The numbers displayed on an ultrasound typically correspond to various measurements taken during the examination. These measurements can include the size, shape, and position of organs, blood vessels, and other structures being examined. They can also indicate blood flow velocity, resistance, and pressure, among other parameters. By analyzing these measurements, healthcare professionals can evaluate the health and functionality of different organs and tissues, diagnose conditions, and monitor the progress of treatments.

For instance, when examining the heart, an ultrasound can show the size and thickness of the heart muscle, the function of the valves, and the flow of blood through the chambers. These measurements can help diagnose heart diseases, such as cardiomyopathy or valvular disorders, and guide appropriate treatments.

Similarly, in obstetrics, ultrasound measurements play a crucial role in monitoring the growth and development of the fetus. Parameters such as the crown-rump length, head circumference, abdominal circumference, and femur length are compared to standard values to assess the gestational age and identify any potential abnormalities.

See also  What Is Medical Translation

FAQs about Ultrasound Numbers:

1. What does the “EDD” number mean on an obstetric ultrasound?
The “EDD” stands for estimated due date, which is calculated based on the measurements taken during the ultrasound.

2. What does the “EF” number mean on a cardiac ultrasound?
The “EF” stands for ejection fraction, which represents the percentage of blood pumped out of the heart with each contraction. It helps assess the heart’s efficiency.

3. What does the “PI” number represent in a blood vessel ultrasound?
The “PI” stands for pulsatility index, which reflects the resistance to blood flow in a particular blood vessel. It aids in evaluating vascular health.

4. What does the “PSV” number mean in a carotid artery ultrasound?
The “PSV” stands for peak systolic velocity, indicating the maximum speed of blood flow through the carotid artery. It helps determine the presence of any blockages or narrowing.

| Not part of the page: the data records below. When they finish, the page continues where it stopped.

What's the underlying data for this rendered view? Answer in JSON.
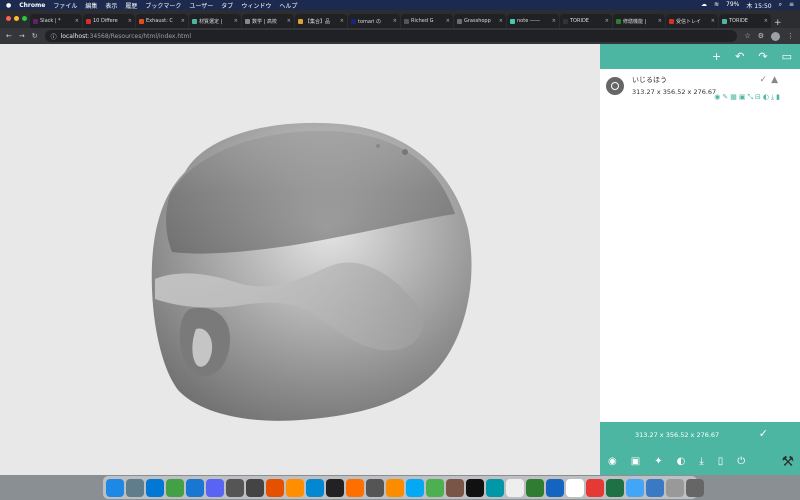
{
  "menubar": {
    "apple": "",
    "app": "Chrome",
    "items": [
      "ファイル",
      "編集",
      "表示",
      "履歴",
      "ブックマーク",
      "ユーザー",
      "タブ",
      "ウィンドウ",
      "ヘルプ"
    ],
    "battery": "79%",
    "clock": "木 15:50"
  },
  "tabs": [
    {
      "title": "Slack | * ",
      "color": "#611f69"
    },
    {
      "title": "10 Differe",
      "color": "#d32f2f"
    },
    {
      "title": "Exhaust: C",
      "color": "#e64a19"
    },
    {
      "title": "材質選定 |",
      "color": "#4db6a3"
    },
    {
      "title": "数学 | 高校",
      "color": "#888888"
    },
    {
      "title": "【集合】品",
      "color": "#e0a030"
    },
    {
      "title": "tomari の",
      "color": "#1a237e"
    },
    {
      "title": "Riched G",
      "color": "#555555"
    },
    {
      "title": "Grasshopp",
      "color": "#6d6d6d"
    },
    {
      "title": "note ――",
      "color": "#41c9b4"
    },
    {
      "title": "TORIDE",
      "color": "#333333"
    },
    {
      "title": "修繕機能 |",
      "color": "#2e7d32"
    },
    {
      "title": "受信トレイ",
      "color": "#d93025"
    },
    {
      "title": "TORIDE",
      "color": "#4db6a3"
    }
  ],
  "address": {
    "host": "localhost",
    "path": ":34568/Resources/html/index.html"
  },
  "panel": {
    "item_name": "いじるほう",
    "item_dims": "313.27 x 356.52 x 276.67",
    "bottom_dims": "313.27 x 356.52 x 276.67"
  },
  "colors": {
    "accent": "#4db6a3"
  },
  "dock_colors": [
    "#1e88e5",
    "#607d8b",
    "#0078d4",
    "#43a047",
    "#1976d2",
    "#5865f2",
    "#555555",
    "#444444",
    "#e65100",
    "#ff8f00",
    "#0288d1",
    "#222222",
    "#ff6f00",
    "#555555",
    "#fb8c00",
    "#03a9f4",
    "#4caf50",
    "#795548",
    "#111111",
    "#0097a7",
    "#eeeeee",
    "#2e7d32",
    "#1565c0",
    "#ffffff",
    "#e53935",
    "#1e7145",
    "#42a5f5",
    "#3a79c4",
    "#999999",
    "#666666"
  ]
}
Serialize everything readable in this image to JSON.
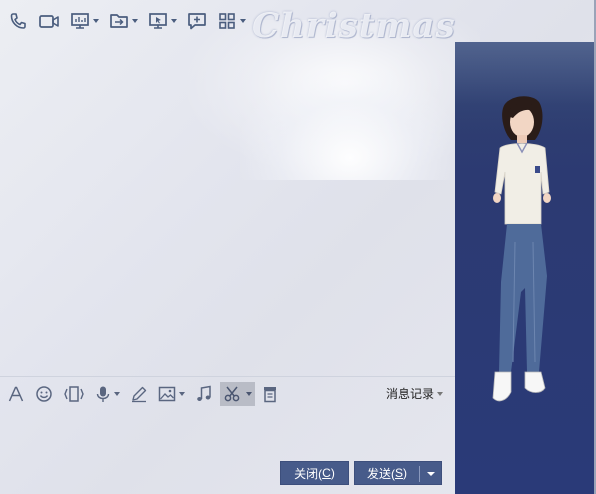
{
  "window": {
    "background_word": "Christmas"
  },
  "top_toolbar": {
    "items": [
      {
        "name": "phone-icon",
        "has_dropdown": false
      },
      {
        "name": "video-icon",
        "has_dropdown": false
      },
      {
        "name": "screen-share-icon",
        "has_dropdown": true
      },
      {
        "name": "file-transfer-icon",
        "has_dropdown": true
      },
      {
        "name": "remote-desktop-icon",
        "has_dropdown": true
      },
      {
        "name": "message-add-icon",
        "has_dropdown": false
      },
      {
        "name": "apps-grid-icon",
        "has_dropdown": true
      }
    ]
  },
  "edit_toolbar": {
    "items": [
      {
        "name": "font-icon"
      },
      {
        "name": "emoji-icon"
      },
      {
        "name": "shake-icon"
      },
      {
        "name": "voice-icon",
        "has_dropdown": true
      },
      {
        "name": "pen-icon"
      },
      {
        "name": "image-icon",
        "has_dropdown": true
      },
      {
        "name": "music-icon"
      },
      {
        "name": "scissors-icon",
        "has_dropdown": true,
        "active": true
      },
      {
        "name": "trash-icon"
      }
    ],
    "history_label": "消息记录"
  },
  "buttons": {
    "close_label": "关闭(",
    "close_key": "C",
    "close_end": ")",
    "send_label": "发送(",
    "send_key": "S",
    "send_end": ")"
  },
  "colors": {
    "accent": "#475b8a",
    "icon": "#4a5d7e",
    "panel": "#2c3a72"
  }
}
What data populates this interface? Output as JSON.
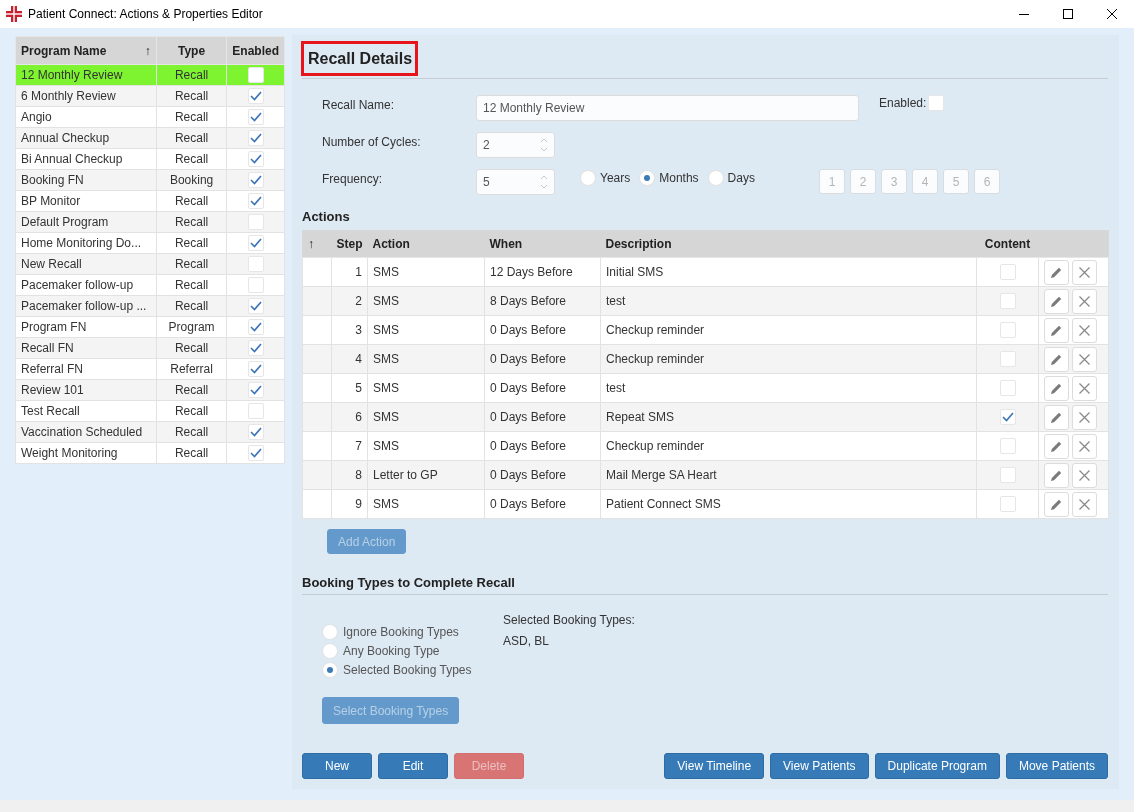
{
  "window": {
    "title": "Patient Connect: Actions & Properties Editor"
  },
  "programs": {
    "columns": [
      {
        "label": "Program Name",
        "sort_indicator": "↑"
      },
      {
        "label": "Type"
      },
      {
        "label": "Enabled"
      }
    ],
    "rows": [
      {
        "name": "12 Monthly Review",
        "type": "Recall",
        "enabled": false,
        "selected": true
      },
      {
        "name": "6 Monthly Review",
        "type": "Recall",
        "enabled": true,
        "selected": false
      },
      {
        "name": "Angio",
        "type": "Recall",
        "enabled": true,
        "selected": false
      },
      {
        "name": "Annual Checkup",
        "type": "Recall",
        "enabled": true,
        "selected": false
      },
      {
        "name": "Bi Annual Checkup",
        "type": "Recall",
        "enabled": true,
        "selected": false
      },
      {
        "name": "Booking FN",
        "type": "Booking",
        "enabled": true,
        "selected": false
      },
      {
        "name": "BP Monitor",
        "type": "Recall",
        "enabled": true,
        "selected": false
      },
      {
        "name": "Default Program",
        "type": "Recall",
        "enabled": false,
        "selected": false
      },
      {
        "name": "Home Monitoring Do...",
        "type": "Recall",
        "enabled": true,
        "selected": false
      },
      {
        "name": "New Recall",
        "type": "Recall",
        "enabled": false,
        "selected": false
      },
      {
        "name": "Pacemaker follow-up",
        "type": "Recall",
        "enabled": false,
        "selected": false
      },
      {
        "name": "Pacemaker follow-up ...",
        "type": "Recall",
        "enabled": true,
        "selected": false
      },
      {
        "name": "Program FN",
        "type": "Program",
        "enabled": true,
        "selected": false
      },
      {
        "name": "Recall FN",
        "type": "Recall",
        "enabled": true,
        "selected": false
      },
      {
        "name": "Referral FN",
        "type": "Referral",
        "enabled": true,
        "selected": false
      },
      {
        "name": "Review 101",
        "type": "Recall",
        "enabled": true,
        "selected": false
      },
      {
        "name": "Test Recall",
        "type": "Recall",
        "enabled": false,
        "selected": false
      },
      {
        "name": "Vaccination Scheduled",
        "type": "Recall",
        "enabled": true,
        "selected": false
      },
      {
        "name": "Weight Monitoring",
        "type": "Recall",
        "enabled": true,
        "selected": false
      }
    ]
  },
  "recall_details": {
    "title": "Recall Details",
    "title_highlighted": true,
    "recall_name": {
      "label": "Recall Name:",
      "value": "12 Monthly Review"
    },
    "enabled": {
      "label": "Enabled:",
      "checked": false
    },
    "cycles": {
      "label": "Number of Cycles:",
      "value": "2"
    },
    "frequency": {
      "label": "Frequency:",
      "value": "5",
      "units": [
        {
          "label": "Years",
          "selected": false
        },
        {
          "label": "Months",
          "selected": true
        },
        {
          "label": "Days",
          "selected": false
        }
      ],
      "number_buttons": [
        {
          "label": "1",
          "disabled": true
        },
        {
          "label": "2",
          "disabled": true
        },
        {
          "label": "3",
          "disabled": true
        },
        {
          "label": "4",
          "disabled": true
        },
        {
          "label": "5",
          "disabled": true
        },
        {
          "label": "6",
          "disabled": true
        }
      ]
    }
  },
  "actions": {
    "title": "Actions",
    "sort_indicator": "↑",
    "columns": [
      "Step",
      "Action",
      "When",
      "Description",
      "Content"
    ],
    "rows": [
      {
        "step": "1",
        "action": "SMS",
        "when": "12 Days Before",
        "description": "Initial SMS",
        "content": false
      },
      {
        "step": "2",
        "action": "SMS",
        "when": "8 Days Before",
        "description": "test",
        "content": false
      },
      {
        "step": "3",
        "action": "SMS",
        "when": "0 Days Before",
        "description": "Checkup reminder",
        "content": false
      },
      {
        "step": "4",
        "action": "SMS",
        "when": "0 Days Before",
        "description": "Checkup reminder",
        "content": false
      },
      {
        "step": "5",
        "action": "SMS",
        "when": "0 Days Before",
        "description": "test",
        "content": false
      },
      {
        "step": "6",
        "action": "SMS",
        "when": "0 Days Before",
        "description": "Repeat SMS",
        "content": true
      },
      {
        "step": "7",
        "action": "SMS",
        "when": "0 Days Before",
        "description": "Checkup reminder",
        "content": false
      },
      {
        "step": "8",
        "action": "Letter to GP",
        "when": "0 Days Before",
        "description": "Mail Merge SA Heart",
        "content": false
      },
      {
        "step": "9",
        "action": "SMS",
        "when": "0 Days Before",
        "description": "Patient Connect SMS",
        "content": false
      }
    ],
    "add_button": {
      "label": "Add Action",
      "disabled": true
    }
  },
  "booking": {
    "title": "Booking Types to Complete Recall",
    "options": [
      {
        "label": "Ignore Booking Types",
        "selected": false
      },
      {
        "label": "Any Booking Type",
        "selected": false
      },
      {
        "label": "Selected Booking Types",
        "selected": true
      }
    ],
    "selected_label": "Selected Booking Types:",
    "selected_value": "ASD, BL",
    "select_button": {
      "label": "Select Booking Types",
      "disabled": true
    }
  },
  "buttons": [
    {
      "label": "New",
      "kind": "primary",
      "disabled": false
    },
    {
      "label": "Edit",
      "kind": "primary",
      "disabled": false
    },
    {
      "label": "Delete",
      "kind": "danger",
      "disabled": true
    },
    {
      "label": "View Timeline",
      "kind": "primary",
      "disabled": false
    },
    {
      "label": "View Patients",
      "kind": "primary",
      "disabled": false
    },
    {
      "label": "Duplicate Program",
      "kind": "primary",
      "disabled": false
    },
    {
      "label": "Move Patients",
      "kind": "primary",
      "disabled": false
    }
  ]
}
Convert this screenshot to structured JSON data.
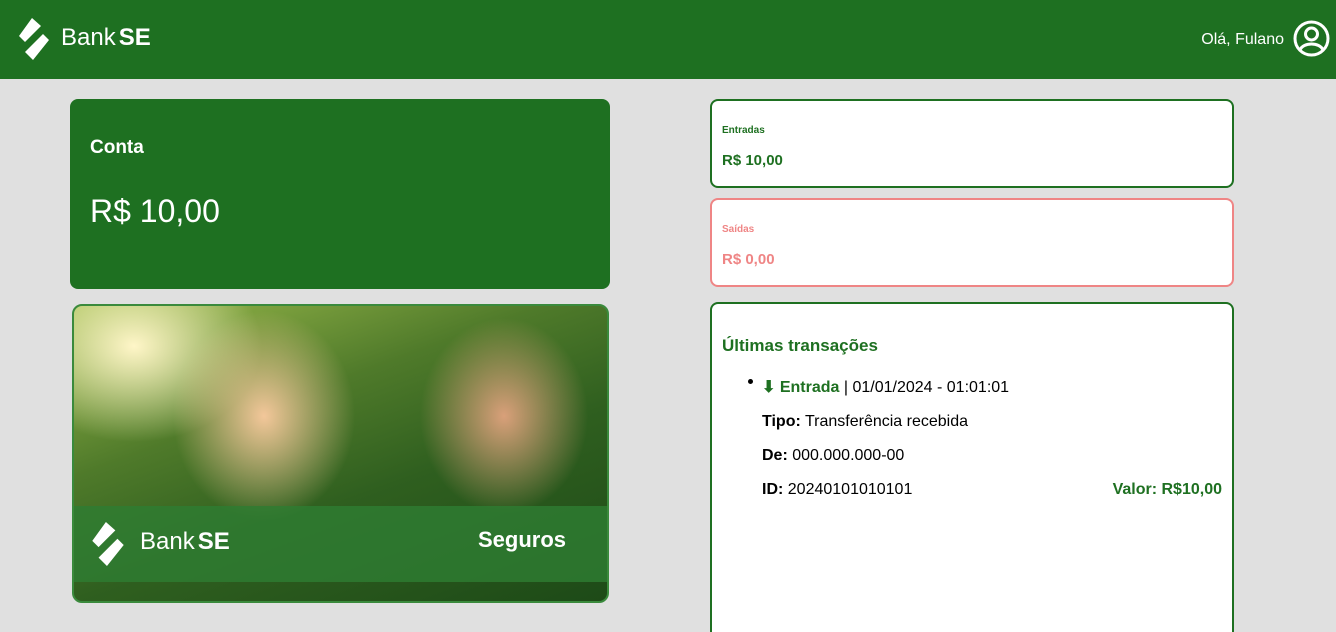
{
  "header": {
    "brand_prefix": "Bank",
    "brand_suffix": "SE",
    "greeting": "Olá, Fulano",
    "logo_icon": "bank-se-logo-icon",
    "user_icon": "user-circle-icon"
  },
  "account": {
    "title": "Conta",
    "balance": "R$ 10,00"
  },
  "promo": {
    "brand_prefix": "Bank",
    "brand_suffix": "SE",
    "tagline": "Seguros"
  },
  "summary": {
    "incoming": {
      "label": "Entradas",
      "value": "R$ 10,00"
    },
    "outgoing": {
      "label": "Saídas",
      "value": "R$ 0,00"
    }
  },
  "transactions": {
    "title": "Últimas transações",
    "items": [
      {
        "icon": "⬇",
        "type": "Entrada",
        "datetime": " | 01/01/2024 - 01:01:01",
        "tipo_label": "Tipo:",
        "tipo": " Transferência recebida",
        "de_label": "De:",
        "de": " 000.000.000-00",
        "id_label": "ID:",
        "id": " 20240101010101",
        "valor": "Valor: R$10,00"
      }
    ]
  },
  "colors": {
    "primary": "#1e7021",
    "negative": "#ef8585",
    "background": "#e0e0e0"
  }
}
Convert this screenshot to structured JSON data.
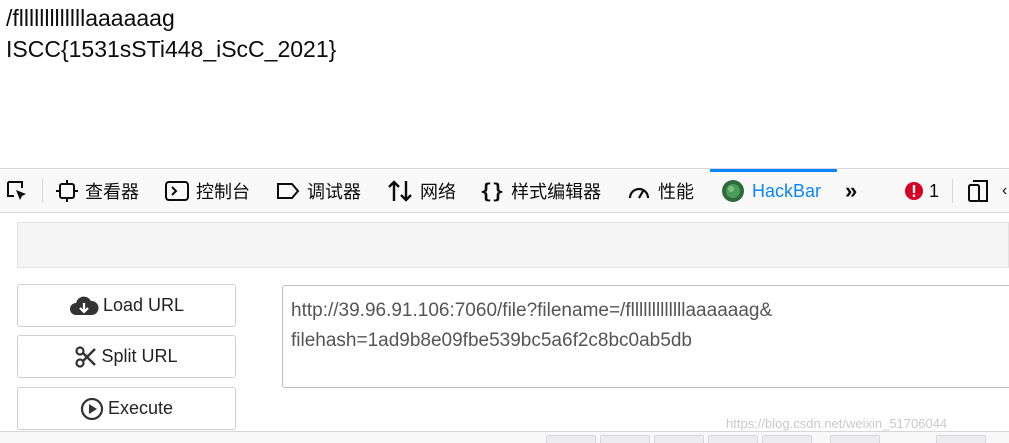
{
  "page": {
    "line1": "/flllllllllllllaaaaaag",
    "line2": "ISCC{1531sSTi448_iScC_2021}"
  },
  "devtools": {
    "tabs": [
      {
        "label": "查看器",
        "icon": "inspector-icon"
      },
      {
        "label": "控制台",
        "icon": "console-icon"
      },
      {
        "label": "调试器",
        "icon": "debugger-icon"
      },
      {
        "label": "网络",
        "icon": "network-icon"
      },
      {
        "label": "样式编辑器",
        "icon": "style-editor-icon"
      },
      {
        "label": "性能",
        "icon": "performance-icon"
      },
      {
        "label": "HackBar",
        "icon": "hackbar-icon",
        "active": true
      }
    ],
    "error_count": "1",
    "colors": {
      "accent": "#0a84ff",
      "error": "#d70022"
    }
  },
  "hackbar": {
    "load_url_label": "Load URL",
    "split_url_label": "Split URL",
    "execute_label": "Execute",
    "url_line1": "http://39.96.91.106:7060/file?filename=/flllllllllllllaaaaaag&",
    "url_line2": "filehash=1ad9b8e09fbe539bc5a6f2c8bc0ab5db"
  },
  "watermark": "https://blog.csdn.net/weixin_51706044"
}
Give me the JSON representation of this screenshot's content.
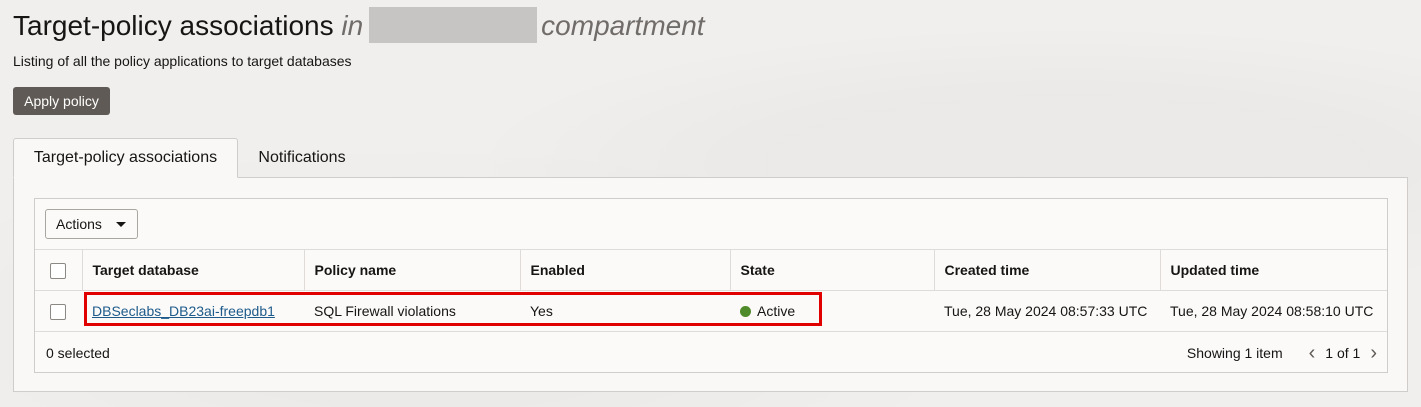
{
  "header": {
    "title": "Target-policy associations",
    "in_word": "in",
    "compartment_word": "compartment",
    "subtitle": "Listing of all the policy applications to target databases",
    "apply_button": "Apply policy"
  },
  "tabs": [
    {
      "label": "Target-policy associations",
      "active": true
    },
    {
      "label": "Notifications",
      "active": false
    }
  ],
  "toolbar": {
    "actions_label": "Actions"
  },
  "table": {
    "columns": [
      "Target database",
      "Policy name",
      "Enabled",
      "State",
      "Created time",
      "Updated time"
    ],
    "rows": [
      {
        "target_database": "DBSeclabs_DB23ai-freepdb1",
        "policy_name": "SQL Firewall violations",
        "enabled": "Yes",
        "state": "Active",
        "created_time": "Tue, 28 May 2024 08:57:33 UTC",
        "updated_time": "Tue, 28 May 2024 08:58:10 UTC"
      }
    ]
  },
  "footer": {
    "selected": "0 selected",
    "showing": "Showing 1 item",
    "page": "1 of 1"
  },
  "colors": {
    "state_active": "#4f8b2a",
    "highlight": "#e00000",
    "primary_button": "#5f5a55"
  }
}
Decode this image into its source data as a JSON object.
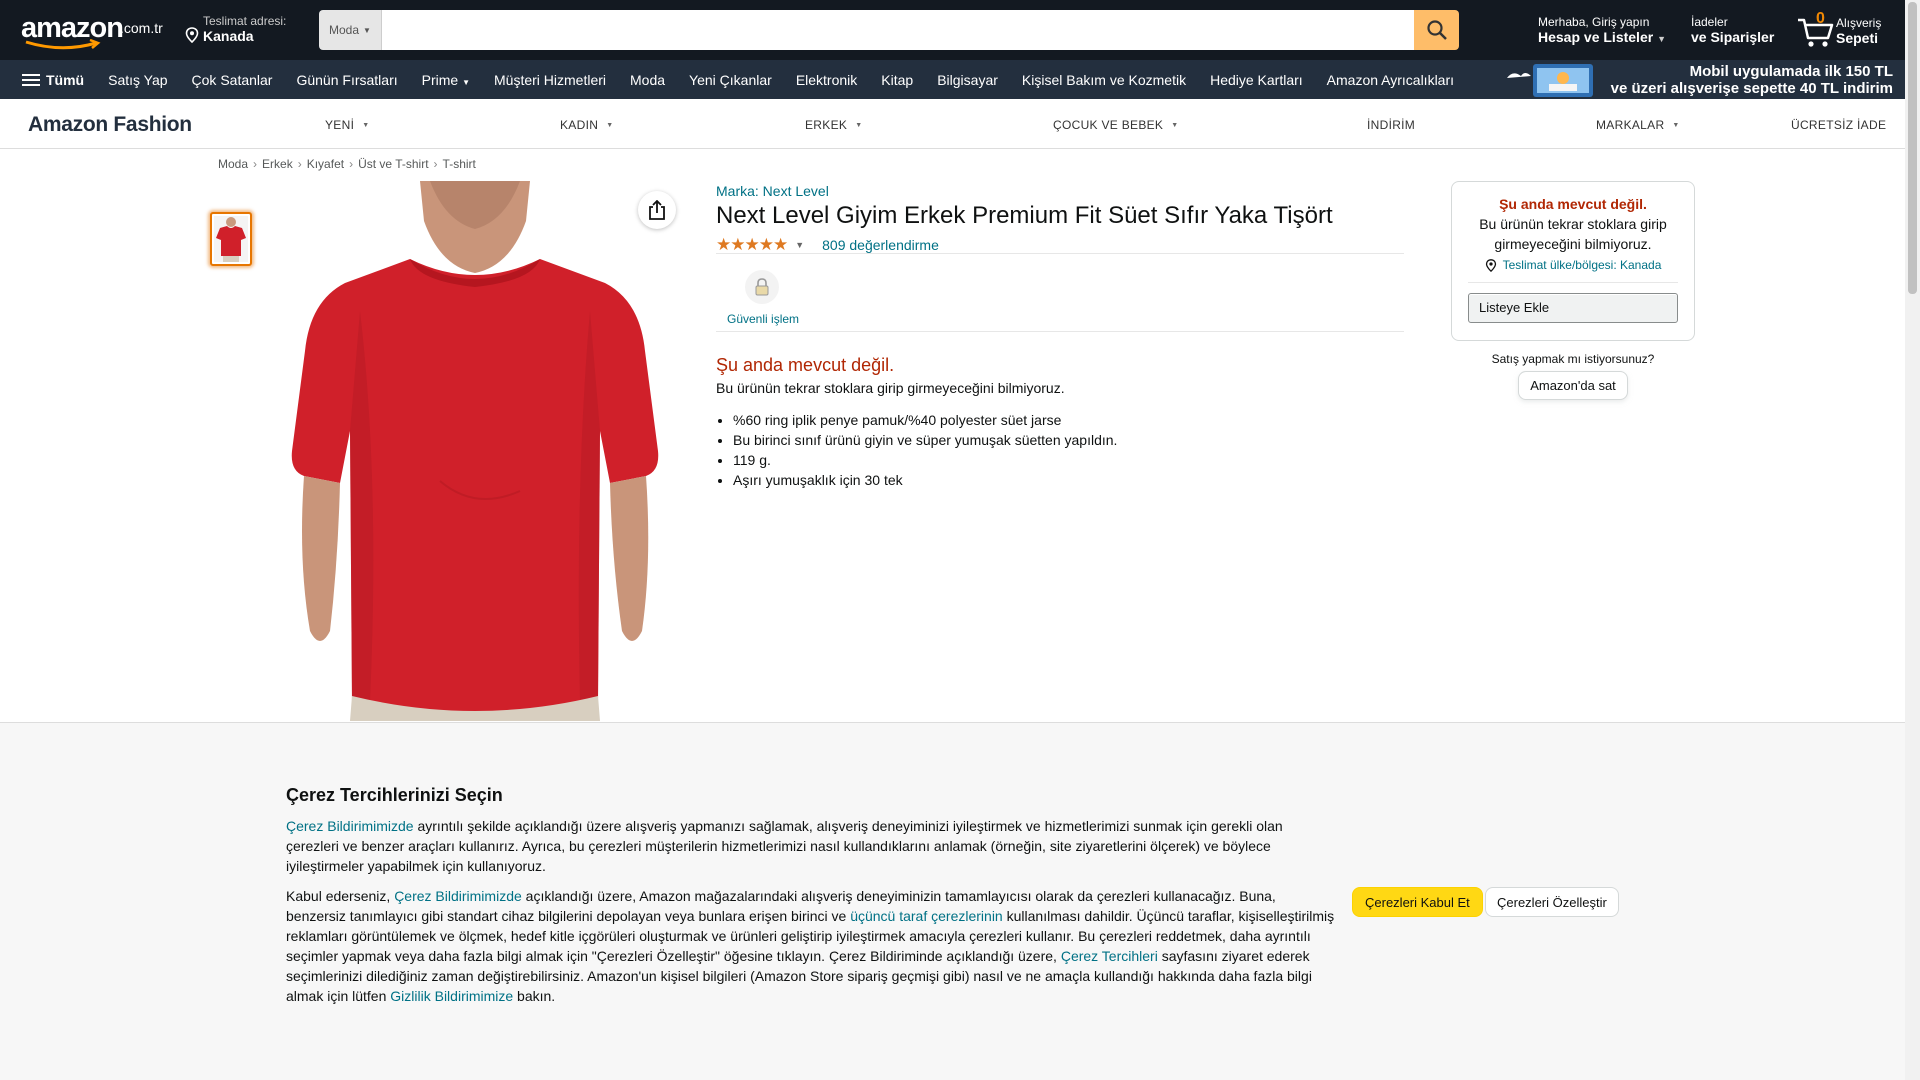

5. What do the numbers on a liver ultrasound indicate?
Liver ultrasound measurements assess the liver’s size, contour, and echogenicity, helping diagnose conditions such as fatty liver disease or liver cirrhosis.

6. What do the numbers on a kidney ultrasound mean?
Kidney ultrasound measurements assess the size, shape, and position of the kidneys and can help identify kidney stones, cysts, or tumors.

7. What do the numbers on a breast ultrasound indicate?
Breast ultrasound measurements assess the size, shape, and characteristics of breast lesions, aiding in the diagnosis of breast cancer or benign masses.

8. What do the numbers on a thyroid ultrasound mean?
Thyroid ultrasound measurements assess the size, shape, and echogenicity of the thyroid gland, helping diagnose conditions such as thyroid nodules or goiter.

See also  What Can I Eat or Drink Before an Abdominal Ultrasound

9. What do the numbers on a musculoskeletal ultrasound indicate?
Musculoskeletal ultrasound measurements can determine the presence of inflammation, fluid accumulation, or structural abnormalities in muscles, tendons, and joints.

Understanding the numbers displayed on an ultrasound can empower patients by allowing them to actively participate in their healthcare journey. By discussing these measurements with their healthcare provider, patients can gain valuable insights into their health, receive appropriate treatments, and make informed decisions about their well-being.